• [WORK TASK]: A single number is the answer: the count of lines in the records that hold the word "this".

──────── SUPPLIED RECORDS ────────

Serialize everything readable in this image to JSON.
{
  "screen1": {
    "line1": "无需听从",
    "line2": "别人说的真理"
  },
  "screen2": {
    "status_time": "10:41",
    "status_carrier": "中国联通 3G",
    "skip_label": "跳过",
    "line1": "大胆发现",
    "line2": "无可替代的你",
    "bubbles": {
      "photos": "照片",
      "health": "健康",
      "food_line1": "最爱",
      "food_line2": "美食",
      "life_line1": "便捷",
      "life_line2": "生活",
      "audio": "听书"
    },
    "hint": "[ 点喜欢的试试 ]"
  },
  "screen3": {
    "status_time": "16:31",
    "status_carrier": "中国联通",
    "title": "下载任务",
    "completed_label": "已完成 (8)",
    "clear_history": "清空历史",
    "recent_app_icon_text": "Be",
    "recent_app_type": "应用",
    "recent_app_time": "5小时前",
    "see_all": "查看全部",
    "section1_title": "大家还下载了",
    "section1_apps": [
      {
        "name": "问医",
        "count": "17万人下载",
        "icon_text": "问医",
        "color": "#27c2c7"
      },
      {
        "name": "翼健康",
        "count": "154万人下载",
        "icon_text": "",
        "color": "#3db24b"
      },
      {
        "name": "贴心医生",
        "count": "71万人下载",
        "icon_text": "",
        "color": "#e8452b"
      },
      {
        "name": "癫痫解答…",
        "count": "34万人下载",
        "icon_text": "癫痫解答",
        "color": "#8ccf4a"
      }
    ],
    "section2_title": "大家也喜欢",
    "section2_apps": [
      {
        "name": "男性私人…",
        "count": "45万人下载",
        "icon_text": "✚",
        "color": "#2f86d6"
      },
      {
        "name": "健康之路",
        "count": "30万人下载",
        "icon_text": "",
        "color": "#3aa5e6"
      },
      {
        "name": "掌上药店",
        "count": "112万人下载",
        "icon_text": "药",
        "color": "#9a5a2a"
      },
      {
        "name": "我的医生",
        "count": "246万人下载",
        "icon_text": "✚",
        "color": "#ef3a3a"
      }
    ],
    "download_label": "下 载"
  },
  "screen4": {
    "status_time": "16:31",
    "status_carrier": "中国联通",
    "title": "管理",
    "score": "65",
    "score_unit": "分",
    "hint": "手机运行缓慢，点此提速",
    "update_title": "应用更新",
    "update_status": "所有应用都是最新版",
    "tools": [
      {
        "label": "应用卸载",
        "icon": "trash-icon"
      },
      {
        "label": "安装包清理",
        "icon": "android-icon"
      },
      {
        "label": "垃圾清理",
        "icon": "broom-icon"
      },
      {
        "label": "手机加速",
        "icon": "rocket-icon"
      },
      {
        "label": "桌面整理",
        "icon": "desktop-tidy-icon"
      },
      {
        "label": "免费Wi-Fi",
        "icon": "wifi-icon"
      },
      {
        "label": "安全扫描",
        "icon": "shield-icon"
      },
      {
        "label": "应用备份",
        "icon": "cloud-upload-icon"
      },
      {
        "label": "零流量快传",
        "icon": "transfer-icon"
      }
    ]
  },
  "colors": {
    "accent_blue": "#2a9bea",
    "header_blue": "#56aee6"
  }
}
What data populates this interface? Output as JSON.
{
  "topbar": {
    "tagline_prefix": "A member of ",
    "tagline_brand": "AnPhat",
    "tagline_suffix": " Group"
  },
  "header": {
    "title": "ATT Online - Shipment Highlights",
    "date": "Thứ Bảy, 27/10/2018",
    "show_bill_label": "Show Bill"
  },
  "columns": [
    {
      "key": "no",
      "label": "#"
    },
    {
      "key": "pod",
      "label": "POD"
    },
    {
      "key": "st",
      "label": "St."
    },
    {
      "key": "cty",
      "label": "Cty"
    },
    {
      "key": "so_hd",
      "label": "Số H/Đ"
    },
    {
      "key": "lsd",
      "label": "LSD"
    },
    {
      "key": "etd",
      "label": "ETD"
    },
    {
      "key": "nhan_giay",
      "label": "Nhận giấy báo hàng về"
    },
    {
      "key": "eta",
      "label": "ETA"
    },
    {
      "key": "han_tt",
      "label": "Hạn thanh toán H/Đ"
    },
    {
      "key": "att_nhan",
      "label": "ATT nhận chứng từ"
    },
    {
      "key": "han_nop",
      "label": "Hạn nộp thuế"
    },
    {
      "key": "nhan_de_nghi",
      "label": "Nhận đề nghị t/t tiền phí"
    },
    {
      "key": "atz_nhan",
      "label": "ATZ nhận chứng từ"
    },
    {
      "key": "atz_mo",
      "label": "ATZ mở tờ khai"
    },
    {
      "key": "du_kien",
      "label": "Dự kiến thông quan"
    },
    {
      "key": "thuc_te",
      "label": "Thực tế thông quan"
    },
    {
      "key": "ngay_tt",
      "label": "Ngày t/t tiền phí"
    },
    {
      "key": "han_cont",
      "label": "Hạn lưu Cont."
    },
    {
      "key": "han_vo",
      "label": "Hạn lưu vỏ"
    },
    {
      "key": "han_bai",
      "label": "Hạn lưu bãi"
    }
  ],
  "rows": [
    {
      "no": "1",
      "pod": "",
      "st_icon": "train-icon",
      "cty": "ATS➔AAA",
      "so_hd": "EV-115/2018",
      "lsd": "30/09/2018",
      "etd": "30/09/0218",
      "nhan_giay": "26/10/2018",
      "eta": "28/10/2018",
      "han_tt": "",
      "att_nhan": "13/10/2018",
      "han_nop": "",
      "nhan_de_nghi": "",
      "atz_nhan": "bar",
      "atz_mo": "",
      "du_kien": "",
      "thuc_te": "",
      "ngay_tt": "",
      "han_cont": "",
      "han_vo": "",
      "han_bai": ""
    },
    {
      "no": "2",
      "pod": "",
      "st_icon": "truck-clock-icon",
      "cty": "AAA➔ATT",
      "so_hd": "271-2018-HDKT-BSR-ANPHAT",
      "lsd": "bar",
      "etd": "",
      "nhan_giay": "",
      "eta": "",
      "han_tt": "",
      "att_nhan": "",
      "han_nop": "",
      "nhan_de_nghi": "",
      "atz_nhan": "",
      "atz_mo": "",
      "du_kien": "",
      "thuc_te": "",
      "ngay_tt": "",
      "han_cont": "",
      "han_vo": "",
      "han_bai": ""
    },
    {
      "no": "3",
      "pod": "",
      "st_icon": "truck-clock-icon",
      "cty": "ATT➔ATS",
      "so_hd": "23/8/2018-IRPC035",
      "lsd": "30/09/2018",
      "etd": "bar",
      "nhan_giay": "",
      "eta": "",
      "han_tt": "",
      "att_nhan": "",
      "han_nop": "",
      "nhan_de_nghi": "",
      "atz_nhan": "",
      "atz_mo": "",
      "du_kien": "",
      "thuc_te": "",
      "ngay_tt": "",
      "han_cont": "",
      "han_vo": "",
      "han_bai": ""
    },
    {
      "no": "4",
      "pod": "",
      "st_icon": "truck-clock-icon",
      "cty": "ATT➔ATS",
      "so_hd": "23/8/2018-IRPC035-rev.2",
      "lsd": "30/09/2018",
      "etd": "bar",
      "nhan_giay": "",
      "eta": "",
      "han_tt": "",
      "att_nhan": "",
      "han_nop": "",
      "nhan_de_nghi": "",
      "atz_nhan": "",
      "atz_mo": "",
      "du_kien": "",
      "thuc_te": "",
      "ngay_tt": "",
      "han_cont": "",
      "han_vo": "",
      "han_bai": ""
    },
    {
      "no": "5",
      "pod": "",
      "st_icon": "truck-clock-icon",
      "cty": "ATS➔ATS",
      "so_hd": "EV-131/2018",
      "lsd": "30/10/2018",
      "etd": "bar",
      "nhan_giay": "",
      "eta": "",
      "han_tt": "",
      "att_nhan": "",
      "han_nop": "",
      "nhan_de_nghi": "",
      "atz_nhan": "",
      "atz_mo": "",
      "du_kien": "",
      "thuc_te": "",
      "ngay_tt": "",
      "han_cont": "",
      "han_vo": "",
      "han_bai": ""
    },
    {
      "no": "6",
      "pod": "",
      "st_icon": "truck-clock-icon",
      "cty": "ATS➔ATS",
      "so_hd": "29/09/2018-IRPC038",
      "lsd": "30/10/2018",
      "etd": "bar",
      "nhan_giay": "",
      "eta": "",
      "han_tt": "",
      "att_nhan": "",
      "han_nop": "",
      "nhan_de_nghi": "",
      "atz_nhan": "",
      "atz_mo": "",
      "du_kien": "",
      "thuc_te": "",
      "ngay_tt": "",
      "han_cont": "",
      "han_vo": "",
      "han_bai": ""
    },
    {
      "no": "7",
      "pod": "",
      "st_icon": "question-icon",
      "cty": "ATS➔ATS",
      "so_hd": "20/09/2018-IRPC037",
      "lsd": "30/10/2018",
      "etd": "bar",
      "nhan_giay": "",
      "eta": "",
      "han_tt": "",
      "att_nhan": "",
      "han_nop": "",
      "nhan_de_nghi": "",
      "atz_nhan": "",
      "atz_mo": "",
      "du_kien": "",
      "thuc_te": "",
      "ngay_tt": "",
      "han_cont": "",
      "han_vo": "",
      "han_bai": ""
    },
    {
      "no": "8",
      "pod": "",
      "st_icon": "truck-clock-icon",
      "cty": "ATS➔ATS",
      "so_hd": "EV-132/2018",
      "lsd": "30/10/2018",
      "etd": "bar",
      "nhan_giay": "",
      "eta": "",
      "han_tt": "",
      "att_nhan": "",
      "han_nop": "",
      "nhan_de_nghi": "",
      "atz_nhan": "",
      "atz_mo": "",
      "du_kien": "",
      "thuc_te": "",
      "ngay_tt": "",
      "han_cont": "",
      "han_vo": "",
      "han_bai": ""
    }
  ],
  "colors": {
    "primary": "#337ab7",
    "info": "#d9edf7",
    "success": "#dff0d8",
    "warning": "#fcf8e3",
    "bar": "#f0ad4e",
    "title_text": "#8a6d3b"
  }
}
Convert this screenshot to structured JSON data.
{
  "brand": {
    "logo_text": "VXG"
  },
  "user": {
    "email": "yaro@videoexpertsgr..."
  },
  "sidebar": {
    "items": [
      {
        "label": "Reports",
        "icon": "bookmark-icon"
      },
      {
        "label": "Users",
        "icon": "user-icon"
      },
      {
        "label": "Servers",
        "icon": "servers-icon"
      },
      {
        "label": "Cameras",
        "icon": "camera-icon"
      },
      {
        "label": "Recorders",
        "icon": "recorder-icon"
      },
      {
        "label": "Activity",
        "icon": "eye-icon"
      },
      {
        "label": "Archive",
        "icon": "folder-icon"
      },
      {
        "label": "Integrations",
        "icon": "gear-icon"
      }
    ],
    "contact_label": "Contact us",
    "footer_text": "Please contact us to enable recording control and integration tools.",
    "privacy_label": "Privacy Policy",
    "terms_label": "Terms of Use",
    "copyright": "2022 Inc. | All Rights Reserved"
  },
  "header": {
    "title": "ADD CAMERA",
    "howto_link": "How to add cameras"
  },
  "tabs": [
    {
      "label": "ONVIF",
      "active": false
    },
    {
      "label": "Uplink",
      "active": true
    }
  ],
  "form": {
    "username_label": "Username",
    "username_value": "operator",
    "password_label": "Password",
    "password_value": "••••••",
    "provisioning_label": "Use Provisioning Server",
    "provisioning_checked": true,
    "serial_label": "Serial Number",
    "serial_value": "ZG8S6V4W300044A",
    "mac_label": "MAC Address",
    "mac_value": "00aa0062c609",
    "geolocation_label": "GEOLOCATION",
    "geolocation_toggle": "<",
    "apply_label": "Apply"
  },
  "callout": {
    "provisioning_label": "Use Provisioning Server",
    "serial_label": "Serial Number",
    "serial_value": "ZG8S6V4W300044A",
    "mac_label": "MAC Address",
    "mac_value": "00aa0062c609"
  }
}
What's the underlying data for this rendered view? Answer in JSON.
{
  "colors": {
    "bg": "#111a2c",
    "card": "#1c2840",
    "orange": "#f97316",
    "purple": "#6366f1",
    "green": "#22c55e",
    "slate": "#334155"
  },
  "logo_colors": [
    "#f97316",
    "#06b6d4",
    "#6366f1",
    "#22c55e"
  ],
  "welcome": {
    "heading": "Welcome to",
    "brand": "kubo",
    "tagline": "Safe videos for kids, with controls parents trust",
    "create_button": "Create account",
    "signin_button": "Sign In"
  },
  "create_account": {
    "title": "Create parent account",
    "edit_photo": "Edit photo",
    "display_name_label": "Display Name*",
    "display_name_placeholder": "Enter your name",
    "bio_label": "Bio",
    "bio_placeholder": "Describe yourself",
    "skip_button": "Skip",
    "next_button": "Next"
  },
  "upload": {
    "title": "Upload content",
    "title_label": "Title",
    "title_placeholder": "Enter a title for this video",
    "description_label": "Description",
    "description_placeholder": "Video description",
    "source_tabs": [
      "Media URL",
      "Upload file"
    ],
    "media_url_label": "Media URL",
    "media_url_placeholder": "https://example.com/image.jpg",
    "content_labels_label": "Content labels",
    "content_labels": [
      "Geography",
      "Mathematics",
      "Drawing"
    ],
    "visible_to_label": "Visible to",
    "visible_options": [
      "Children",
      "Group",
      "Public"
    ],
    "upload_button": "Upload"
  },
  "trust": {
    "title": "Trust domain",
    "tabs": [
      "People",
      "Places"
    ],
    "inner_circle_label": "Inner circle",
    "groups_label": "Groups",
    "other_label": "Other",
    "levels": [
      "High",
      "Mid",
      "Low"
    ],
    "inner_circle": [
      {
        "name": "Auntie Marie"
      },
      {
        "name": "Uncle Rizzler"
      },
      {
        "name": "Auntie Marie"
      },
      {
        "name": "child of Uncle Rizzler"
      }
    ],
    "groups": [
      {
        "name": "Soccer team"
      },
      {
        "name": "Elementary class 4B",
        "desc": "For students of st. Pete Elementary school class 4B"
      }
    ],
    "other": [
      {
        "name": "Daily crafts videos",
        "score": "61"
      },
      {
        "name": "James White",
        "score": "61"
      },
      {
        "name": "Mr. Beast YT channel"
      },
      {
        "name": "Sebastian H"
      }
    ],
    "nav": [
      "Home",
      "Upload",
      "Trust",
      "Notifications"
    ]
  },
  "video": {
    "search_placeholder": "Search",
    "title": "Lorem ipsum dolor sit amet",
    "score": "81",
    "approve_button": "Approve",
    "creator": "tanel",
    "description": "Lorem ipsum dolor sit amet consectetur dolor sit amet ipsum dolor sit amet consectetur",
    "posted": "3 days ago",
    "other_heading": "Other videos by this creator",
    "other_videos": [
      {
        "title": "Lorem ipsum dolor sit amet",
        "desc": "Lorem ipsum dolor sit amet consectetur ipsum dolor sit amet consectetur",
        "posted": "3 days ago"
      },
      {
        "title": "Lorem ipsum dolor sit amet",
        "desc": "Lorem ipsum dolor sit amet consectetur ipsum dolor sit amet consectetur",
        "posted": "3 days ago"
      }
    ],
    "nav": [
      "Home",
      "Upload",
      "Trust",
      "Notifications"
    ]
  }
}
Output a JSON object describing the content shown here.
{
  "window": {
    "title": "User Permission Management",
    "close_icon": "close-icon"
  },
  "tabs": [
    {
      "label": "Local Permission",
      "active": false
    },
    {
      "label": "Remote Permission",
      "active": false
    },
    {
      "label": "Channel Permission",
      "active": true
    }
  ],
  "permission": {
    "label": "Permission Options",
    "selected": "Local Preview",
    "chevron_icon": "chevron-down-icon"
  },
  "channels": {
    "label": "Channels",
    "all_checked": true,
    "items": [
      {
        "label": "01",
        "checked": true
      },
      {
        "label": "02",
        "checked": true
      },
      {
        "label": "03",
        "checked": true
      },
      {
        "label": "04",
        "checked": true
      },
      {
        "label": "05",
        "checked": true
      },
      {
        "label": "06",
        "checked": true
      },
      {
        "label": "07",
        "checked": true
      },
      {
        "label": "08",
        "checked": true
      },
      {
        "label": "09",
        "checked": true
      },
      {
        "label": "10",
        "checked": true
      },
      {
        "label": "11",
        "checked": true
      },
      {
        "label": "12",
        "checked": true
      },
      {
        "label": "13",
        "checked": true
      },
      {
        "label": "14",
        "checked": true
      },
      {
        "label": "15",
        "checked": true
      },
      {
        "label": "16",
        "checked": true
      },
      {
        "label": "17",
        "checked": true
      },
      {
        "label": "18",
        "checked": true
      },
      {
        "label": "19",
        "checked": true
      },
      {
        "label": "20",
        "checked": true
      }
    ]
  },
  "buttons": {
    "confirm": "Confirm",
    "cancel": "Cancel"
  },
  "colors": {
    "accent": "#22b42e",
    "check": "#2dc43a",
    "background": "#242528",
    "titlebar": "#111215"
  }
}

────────

• [TASK RESULT]: 6